If you went down to the school to play you'd sure get a big surprise. For every bear in Lostock Hall was gathered there together because it was the day the teddy bears had their picnic. Teddies, children and their mothers from the Ampleforth Play Group met at Lostock Hall Infant School on Avondale Drive for tea alfresco
Teacher Miss Margaret Shuttleworth has retired after 32 years in the classroom in the Preston area. Staff and pupils at Middleforth Primary in Penwortham, where she has spent the last 13 years, presented her with a clock radio, a necklace and a watch - so she can keep her eye on her newly found leisure time

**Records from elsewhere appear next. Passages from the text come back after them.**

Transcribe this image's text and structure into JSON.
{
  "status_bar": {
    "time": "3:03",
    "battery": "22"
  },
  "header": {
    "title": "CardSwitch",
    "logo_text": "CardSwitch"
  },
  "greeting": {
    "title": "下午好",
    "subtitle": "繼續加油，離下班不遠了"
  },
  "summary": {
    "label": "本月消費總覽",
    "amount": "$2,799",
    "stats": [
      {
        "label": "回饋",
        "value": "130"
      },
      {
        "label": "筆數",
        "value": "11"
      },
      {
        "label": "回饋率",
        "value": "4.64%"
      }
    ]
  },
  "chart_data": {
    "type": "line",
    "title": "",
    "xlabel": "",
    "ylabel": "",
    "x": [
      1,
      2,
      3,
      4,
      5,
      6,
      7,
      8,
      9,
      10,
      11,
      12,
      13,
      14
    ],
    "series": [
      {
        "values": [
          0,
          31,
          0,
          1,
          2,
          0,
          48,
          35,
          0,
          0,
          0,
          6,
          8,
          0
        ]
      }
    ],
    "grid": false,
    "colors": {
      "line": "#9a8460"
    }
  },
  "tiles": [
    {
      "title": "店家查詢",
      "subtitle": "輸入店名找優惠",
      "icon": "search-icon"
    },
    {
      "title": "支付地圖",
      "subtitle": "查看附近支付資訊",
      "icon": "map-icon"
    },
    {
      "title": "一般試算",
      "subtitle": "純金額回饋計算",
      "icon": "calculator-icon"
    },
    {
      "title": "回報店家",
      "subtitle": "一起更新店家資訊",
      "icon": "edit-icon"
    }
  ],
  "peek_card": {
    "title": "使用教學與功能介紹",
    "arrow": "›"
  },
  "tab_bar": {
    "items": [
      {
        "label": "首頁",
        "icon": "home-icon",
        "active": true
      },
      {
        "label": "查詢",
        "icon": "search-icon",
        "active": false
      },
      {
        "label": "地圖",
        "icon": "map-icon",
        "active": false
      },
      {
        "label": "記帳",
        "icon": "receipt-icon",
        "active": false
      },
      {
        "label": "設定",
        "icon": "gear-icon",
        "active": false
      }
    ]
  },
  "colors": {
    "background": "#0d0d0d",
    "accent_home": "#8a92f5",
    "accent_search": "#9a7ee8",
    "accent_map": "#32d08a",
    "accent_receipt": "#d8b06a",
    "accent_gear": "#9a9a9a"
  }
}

Big Top performers pulled out all the stops for the most critical audience they will ever face - the Moscow State Circus. The Blackpool Tower Circus artistes were twice as nervous as usual as they took to the ring for the show and Grimble, the Tower's clown, was shaking in his over large shoes at the thought of meeting his idol Oleg Popov. The pair are pictured above (Grimble is on the left)
Sports promoter John Farrar organised a three-day cricket festival at Stanley Park which attracted nearly 50 world class stars and well over 7,000 spectators. The festival was the biggest event of its type held on the Fylde Coast for years, and the most ambitious of Farrar's projects so far. He is pictured above showing off his sporting prowess at the festival
Traders from all over the North West gathered to wake Preston up from its sleepy Tuesday blues. The town's covered market became the centre of attention for its first ever car boot sale - claimed to be one of the biggest in Europe. The idea for the sale - which attracted around 200 cars and stall holders - came from Coun Albert Richardson, Preston's chairman of environmental health
Amid all the glamour, fame and talent, Blackpool just would not be the same without the donkeys. Lucky the donkey backs up the fun for four-year-old Jennifer Frankland and her brother John, two. But the youngsters are no strangers to donkey rides. Their mum Eileen used to keep them as pets
Zany comedians Cannon and Ball agreed to be weighed by the Dutch Dairy Bureau in huge lumps of Gouda and Edam cheese. The usual arguments developed over who was the heaviest even before the weigh-in began. The giant scales tipped in Tommy's favour - he checked in at 14 Goudas and eight Edams (about 11st 6lbs) compared Bobby's 14 Goudas and five Edams. Pictured here: Bobby Ball is besieged by fans at the Hound Hill shopping plaza where the weigh-in took place
Father Francis may not find his way onto Top of the Pops. But the singing, guitar-strumming melodic monk is famous to thousands of needy people who have been helped by his non-stop charity work. This season he is "busking" in Blackpool for one day a week and collecting money for the blind. The remarkable 47-year-old is head of the Franciscan Friary in Clwyd, North Wales, where is also the parish priest. In between he has recorded 10 LPs - and all the money goes to charity
Play it again... summertime is here again and even if the weather isn't much to smile about, the playschemes are. Scores of schemes aim at keeping the children absorbed during the long school holidays are just starting to swing into action throughout Lancashire. Thousands of children are expected to attend - like this merry bunch pictured above at Tanterton Village Hall Playscheme
A whole village turned out to celebrate the diamond wedding of one of its best known couples. George and Hilda Dobson have lived in Wrea Green, near Kirkham, all their lives and are firm favourites among the villagers. The couple were married at St Annes RC Church at Westby and settled at Mill Lane. The couple have worked a farm most of their lives, following in the footsteps of George's father who started a farm at Bryning more than 90 years ago. They kept the farm going until their retirement